• Records for the task
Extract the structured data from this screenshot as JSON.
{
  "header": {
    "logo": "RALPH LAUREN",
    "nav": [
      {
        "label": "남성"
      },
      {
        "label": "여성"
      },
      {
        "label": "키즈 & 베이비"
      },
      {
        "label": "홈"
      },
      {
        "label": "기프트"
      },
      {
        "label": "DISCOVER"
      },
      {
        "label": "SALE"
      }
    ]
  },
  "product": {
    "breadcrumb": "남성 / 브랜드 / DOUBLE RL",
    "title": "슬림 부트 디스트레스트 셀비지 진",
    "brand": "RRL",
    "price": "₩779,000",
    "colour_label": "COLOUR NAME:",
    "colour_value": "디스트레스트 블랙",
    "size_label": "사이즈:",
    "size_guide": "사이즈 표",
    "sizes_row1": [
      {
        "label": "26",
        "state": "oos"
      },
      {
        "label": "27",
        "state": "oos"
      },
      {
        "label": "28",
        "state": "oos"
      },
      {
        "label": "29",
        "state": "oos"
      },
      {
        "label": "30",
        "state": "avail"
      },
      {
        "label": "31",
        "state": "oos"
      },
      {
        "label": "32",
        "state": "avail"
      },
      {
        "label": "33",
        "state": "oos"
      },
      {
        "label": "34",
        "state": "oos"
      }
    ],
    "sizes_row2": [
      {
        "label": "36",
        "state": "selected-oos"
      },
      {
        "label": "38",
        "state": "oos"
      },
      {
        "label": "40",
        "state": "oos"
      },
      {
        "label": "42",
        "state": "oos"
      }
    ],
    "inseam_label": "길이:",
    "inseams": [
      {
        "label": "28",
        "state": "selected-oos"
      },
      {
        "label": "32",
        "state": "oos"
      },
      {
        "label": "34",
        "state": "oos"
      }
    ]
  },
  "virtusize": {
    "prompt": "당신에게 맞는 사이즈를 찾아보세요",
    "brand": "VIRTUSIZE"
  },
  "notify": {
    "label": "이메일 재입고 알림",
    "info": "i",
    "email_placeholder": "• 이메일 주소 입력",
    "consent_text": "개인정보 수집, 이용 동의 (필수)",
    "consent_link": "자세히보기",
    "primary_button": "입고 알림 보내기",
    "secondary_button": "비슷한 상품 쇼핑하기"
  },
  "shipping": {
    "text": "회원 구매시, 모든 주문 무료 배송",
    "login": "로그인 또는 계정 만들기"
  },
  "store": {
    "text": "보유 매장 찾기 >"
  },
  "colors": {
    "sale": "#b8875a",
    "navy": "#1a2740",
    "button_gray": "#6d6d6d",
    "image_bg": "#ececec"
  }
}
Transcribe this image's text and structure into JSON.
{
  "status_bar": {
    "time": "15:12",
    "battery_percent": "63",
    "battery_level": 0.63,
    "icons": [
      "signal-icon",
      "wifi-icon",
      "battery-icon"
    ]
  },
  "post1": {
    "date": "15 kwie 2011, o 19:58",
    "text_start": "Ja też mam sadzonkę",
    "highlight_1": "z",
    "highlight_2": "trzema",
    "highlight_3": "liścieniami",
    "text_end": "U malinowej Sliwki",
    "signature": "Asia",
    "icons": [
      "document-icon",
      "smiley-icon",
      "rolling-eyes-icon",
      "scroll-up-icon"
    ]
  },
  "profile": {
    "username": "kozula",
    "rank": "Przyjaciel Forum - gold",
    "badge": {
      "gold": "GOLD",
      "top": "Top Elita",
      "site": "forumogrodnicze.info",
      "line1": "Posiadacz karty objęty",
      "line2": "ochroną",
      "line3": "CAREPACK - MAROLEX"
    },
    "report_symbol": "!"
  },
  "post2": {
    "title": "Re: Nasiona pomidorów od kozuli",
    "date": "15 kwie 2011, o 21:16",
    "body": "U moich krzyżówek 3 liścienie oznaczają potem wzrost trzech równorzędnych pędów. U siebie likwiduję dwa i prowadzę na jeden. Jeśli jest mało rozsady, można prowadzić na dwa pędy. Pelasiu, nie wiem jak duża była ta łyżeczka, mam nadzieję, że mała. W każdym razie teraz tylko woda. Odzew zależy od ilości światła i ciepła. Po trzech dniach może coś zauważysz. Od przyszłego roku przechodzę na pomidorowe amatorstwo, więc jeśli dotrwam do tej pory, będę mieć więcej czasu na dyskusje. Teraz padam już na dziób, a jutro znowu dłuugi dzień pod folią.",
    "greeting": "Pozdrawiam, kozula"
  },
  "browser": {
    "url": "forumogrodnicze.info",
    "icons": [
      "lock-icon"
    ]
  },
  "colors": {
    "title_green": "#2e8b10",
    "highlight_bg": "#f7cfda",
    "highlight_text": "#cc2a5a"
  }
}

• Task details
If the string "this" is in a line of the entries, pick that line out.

• Response below
Extract the structured data from this screenshot as JSON.
Transcribe this image's text and structure into JSON.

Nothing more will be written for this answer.